Data records for software interfaces
== == ==
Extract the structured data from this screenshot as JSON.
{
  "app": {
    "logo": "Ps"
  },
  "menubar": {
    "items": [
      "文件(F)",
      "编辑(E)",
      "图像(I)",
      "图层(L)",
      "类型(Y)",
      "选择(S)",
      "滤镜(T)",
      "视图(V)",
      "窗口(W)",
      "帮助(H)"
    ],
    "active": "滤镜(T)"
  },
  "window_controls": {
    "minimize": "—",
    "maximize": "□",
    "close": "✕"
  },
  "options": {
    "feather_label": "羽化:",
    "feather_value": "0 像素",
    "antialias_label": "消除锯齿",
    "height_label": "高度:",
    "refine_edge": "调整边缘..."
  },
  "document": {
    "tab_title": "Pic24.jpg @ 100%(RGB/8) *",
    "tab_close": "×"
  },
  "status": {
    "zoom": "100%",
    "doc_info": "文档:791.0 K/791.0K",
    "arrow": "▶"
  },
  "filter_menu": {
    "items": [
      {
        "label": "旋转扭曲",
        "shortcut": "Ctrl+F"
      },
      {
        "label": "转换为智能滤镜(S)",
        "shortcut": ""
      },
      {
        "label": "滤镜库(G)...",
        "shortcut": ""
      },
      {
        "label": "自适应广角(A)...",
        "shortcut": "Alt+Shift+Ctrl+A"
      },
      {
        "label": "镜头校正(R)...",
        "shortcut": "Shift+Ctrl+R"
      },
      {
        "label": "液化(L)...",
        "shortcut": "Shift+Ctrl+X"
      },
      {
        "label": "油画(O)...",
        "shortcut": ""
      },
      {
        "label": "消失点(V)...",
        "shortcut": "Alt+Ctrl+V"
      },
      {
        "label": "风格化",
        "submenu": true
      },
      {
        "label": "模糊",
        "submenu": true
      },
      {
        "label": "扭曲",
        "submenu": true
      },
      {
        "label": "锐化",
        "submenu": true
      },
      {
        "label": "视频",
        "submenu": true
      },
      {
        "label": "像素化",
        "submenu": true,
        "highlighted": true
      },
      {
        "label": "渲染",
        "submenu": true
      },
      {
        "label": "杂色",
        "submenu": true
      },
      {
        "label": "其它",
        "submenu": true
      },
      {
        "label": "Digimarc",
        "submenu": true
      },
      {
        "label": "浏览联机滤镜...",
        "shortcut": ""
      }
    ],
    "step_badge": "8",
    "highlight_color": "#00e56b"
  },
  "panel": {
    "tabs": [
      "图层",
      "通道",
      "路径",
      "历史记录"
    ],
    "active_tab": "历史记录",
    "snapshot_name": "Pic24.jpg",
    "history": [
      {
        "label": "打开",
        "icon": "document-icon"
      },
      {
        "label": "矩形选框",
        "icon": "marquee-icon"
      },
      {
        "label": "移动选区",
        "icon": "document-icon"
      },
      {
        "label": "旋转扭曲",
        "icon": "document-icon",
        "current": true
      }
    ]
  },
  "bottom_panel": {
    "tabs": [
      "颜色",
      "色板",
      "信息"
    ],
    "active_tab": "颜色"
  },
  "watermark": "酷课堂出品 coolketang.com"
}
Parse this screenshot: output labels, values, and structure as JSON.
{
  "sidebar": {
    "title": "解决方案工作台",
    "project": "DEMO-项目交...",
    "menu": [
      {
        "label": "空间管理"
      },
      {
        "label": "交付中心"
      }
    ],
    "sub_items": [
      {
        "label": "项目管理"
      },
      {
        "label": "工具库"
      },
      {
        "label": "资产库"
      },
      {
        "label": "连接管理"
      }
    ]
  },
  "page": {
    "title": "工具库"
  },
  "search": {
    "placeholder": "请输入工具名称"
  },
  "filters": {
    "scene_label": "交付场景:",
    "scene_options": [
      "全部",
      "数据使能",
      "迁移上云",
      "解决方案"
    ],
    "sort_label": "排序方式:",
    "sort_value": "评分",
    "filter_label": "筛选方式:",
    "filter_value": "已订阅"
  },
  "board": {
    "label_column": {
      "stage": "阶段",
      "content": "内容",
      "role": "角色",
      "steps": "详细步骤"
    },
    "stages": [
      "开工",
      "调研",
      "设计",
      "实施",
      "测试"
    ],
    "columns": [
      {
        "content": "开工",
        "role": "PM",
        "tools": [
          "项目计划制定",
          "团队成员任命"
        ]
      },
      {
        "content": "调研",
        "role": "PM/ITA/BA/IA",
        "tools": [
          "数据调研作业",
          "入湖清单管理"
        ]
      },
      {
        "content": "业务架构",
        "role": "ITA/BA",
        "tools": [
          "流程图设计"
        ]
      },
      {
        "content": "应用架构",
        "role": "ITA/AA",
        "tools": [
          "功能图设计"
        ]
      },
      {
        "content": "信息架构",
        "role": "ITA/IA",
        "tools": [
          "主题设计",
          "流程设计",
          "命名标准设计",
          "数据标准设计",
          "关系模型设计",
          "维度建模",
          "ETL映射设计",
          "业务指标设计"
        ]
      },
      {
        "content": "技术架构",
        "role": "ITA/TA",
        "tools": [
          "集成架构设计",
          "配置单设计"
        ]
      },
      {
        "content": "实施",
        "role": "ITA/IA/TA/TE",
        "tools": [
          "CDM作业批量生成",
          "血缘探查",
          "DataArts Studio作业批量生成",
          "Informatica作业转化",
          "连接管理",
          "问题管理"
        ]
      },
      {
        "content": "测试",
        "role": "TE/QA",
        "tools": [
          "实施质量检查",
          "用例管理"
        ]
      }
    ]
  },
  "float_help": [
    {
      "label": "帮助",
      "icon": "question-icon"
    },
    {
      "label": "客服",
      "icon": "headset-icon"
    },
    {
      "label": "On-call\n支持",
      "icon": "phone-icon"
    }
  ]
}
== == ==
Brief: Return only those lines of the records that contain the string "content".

Your solution:
      "content": "内容",
        "content": "开工",
        "content": "调研",
        "content": "业务架构",
        "content": "应用架构",
        "content": "信息架构",
        "content": "技术架构",
        "content": "实施",
        "content": "测试",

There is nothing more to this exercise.